» **EXERCISE PROMPT**:
Below are records to write out again, exactly as they read.

» **GIVEN DATA**:

• • •

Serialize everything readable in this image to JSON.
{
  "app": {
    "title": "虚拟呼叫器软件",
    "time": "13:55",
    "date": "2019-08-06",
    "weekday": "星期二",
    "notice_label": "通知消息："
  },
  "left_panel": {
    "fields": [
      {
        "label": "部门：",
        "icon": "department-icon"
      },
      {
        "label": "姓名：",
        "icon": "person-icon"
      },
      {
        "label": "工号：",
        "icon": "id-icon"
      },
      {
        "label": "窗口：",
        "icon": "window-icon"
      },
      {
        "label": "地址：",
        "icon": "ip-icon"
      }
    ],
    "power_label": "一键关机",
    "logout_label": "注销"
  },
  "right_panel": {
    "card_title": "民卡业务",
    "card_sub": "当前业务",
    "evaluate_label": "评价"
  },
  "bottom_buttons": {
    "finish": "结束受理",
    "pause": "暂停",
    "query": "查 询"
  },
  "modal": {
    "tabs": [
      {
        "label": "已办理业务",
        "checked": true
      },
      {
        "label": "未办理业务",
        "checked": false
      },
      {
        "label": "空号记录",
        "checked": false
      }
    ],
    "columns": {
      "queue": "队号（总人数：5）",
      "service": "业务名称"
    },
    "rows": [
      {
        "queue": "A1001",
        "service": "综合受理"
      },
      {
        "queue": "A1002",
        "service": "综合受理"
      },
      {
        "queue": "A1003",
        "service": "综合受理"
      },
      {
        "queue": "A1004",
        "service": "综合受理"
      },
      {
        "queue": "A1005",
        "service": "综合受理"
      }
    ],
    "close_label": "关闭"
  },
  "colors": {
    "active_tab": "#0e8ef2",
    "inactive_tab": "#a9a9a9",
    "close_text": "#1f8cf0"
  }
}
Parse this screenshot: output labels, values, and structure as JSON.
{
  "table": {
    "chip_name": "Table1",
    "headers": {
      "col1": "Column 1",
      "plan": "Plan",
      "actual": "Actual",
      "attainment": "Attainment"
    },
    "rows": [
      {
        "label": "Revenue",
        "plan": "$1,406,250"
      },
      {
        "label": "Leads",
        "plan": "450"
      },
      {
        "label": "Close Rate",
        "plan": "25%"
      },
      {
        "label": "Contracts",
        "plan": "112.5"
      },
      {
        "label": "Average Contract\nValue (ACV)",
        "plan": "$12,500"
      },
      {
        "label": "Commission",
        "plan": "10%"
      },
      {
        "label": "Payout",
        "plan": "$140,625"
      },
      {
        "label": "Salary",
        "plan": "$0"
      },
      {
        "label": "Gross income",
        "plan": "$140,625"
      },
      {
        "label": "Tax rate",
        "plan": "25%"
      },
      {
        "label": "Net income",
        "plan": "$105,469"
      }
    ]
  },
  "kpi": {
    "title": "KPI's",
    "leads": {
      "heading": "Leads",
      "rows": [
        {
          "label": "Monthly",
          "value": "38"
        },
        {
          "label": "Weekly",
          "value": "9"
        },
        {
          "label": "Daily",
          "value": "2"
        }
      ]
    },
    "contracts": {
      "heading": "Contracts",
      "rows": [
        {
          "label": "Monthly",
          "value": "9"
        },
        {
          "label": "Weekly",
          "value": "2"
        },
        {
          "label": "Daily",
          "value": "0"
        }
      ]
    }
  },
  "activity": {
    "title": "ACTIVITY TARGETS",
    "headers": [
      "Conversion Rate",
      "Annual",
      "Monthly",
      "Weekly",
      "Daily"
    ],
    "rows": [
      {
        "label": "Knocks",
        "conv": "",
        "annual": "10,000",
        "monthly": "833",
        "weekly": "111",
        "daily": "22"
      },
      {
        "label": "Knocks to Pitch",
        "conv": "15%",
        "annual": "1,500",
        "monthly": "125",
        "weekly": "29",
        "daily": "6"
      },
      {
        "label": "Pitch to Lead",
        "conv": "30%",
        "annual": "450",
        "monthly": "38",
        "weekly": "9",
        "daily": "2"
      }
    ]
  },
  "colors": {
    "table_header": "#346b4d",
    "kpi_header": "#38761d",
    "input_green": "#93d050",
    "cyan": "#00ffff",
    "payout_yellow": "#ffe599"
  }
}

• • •

» **WRITTEN SOLUTION**:
Serialize everything readable in this image to JSON.
{
  "app": {
    "title": "虚拟呼叫器软件",
    "time": "13:55",
    "date": "2019-08-06",
    "weekday": "星期二",
    "notice_label": "通知消息："
  },
  "left_panel": {
    "fields": [
      {
        "label": "部门：",
        "icon": "department-icon"
      },
      {
        "label": "姓名：",
        "icon": "person-icon"
      },
      {
        "label": "工号：",
        "icon": "id-icon"
      },
      {
        "label": "窗口：",
        "icon": "window-icon"
      },
      {
        "label": "地址：",
        "icon": "ip-icon"
      }
    ],
    "power_label": "一键关机",
    "logout_label": "注销"
  },
  "right_panel": {
    "card_title": "民卡业务",
    "card_sub": "当前业务",
    "evaluate_label": "评价"
  },
  "bottom_buttons": {
    "finish": "结束受理",
    "pause": "暂停",
    "query": "查 询"
  },
  "modal": {
    "tabs": [
      {
        "label": "已办理业务",
        "checked": true
      },
      {
        "label": "未办理业务",
        "checked": false
      },
      {
        "label": "空号记录",
        "checked": false
      }
    ],
    "columns": {
      "queue": "队号（总人数：5）",
      "service": "业务名称"
    },
    "rows": [
      {
        "queue": "A1001",
        "service": "综合受理"
      },
      {
        "queue": "A1002",
        "service": "综合受理"
      },
      {
        "queue": "A1003",
        "service": "综合受理"
      },
      {
        "queue": "A1004",
        "service": "综合受理"
      },
      {
        "queue": "A1005",
        "service": "综合受理"
      }
    ],
    "close_label": "关闭"
  },
  "colors": {
    "active_tab": "#0e8ef2",
    "inactive_tab": "#a9a9a9",
    "close_text": "#1f8cf0"
  }
}
Parse this screenshot: output labels, values, and structure as JSON.
{
  "table": {
    "chip_name": "Table1",
    "headers": {
      "col1": "Column 1",
      "plan": "Plan",
      "actual": "Actual",
      "attainment": "Attainment"
    },
    "rows": [
      {
        "label": "Revenue",
        "plan": "$1,406,250"
      },
      {
        "label": "Leads",
        "plan": "450"
      },
      {
        "label": "Close Rate",
        "plan": "25%"
      },
      {
        "label": "Contracts",
        "plan": "112.5"
      },
      {
        "label": "Average Contract\nValue (ACV)",
        "plan": "$12,500"
      },
      {
        "label": "Commission",
        "plan": "10%"
      },
      {
        "label": "Payout",
        "plan": "$140,625"
      },
      {
        "label": "Salary",
        "plan": "$0"
      },
      {
        "label": "Gross income",
        "plan": "$140,625"
      },
      {
        "label": "Tax rate",
        "plan": "25%"
      },
      {
        "label": "Net income",
        "plan": "$105,469"
      }
    ]
  },
  "kpi": {
    "title": "KPI's",
    "leads": {
      "heading": "Leads",
      "rows": [
        {
          "label": "Monthly",
          "value": "38"
        },
        {
          "label": "Weekly",
          "value": "9"
        },
        {
          "label": "Daily",
          "value": "2"
        }
      ]
    },
    "contracts": {
      "heading": "Contracts",
      "rows": [
        {
          "label": "Monthly",
          "value": "9"
        },
        {
          "label": "Weekly",
          "value": "2"
        },
        {
          "label": "Daily",
          "value": "0"
        }
      ]
    }
  },
  "activity": {
    "title": "ACTIVITY TARGETS",
    "headers": [
      "Conversion Rate",
      "Annual",
      "Monthly",
      "Weekly",
      "Daily"
    ],
    "rows": [
      {
        "label": "Knocks",
        "conv": "",
        "annual": "10,000",
        "monthly": "833",
        "weekly": "111",
        "daily": "22"
      },
      {
        "label": "Knocks to Pitch",
        "conv": "15%",
        "annual": "1,500",
        "monthly": "125",
        "weekly": "29",
        "daily": "6"
      },
      {
        "label": "Pitch to Lead",
        "conv": "30%",
        "annual": "450",
        "monthly": "38",
        "weekly": "9",
        "daily": "2"
      }
    ]
  },
  "colors": {
    "table_header": "#346b4d",
    "kpi_header": "#38761d",
    "input_green": "#93d050",
    "cyan": "#00ffff",
    "payout_yellow": "#ffe599"
  }
}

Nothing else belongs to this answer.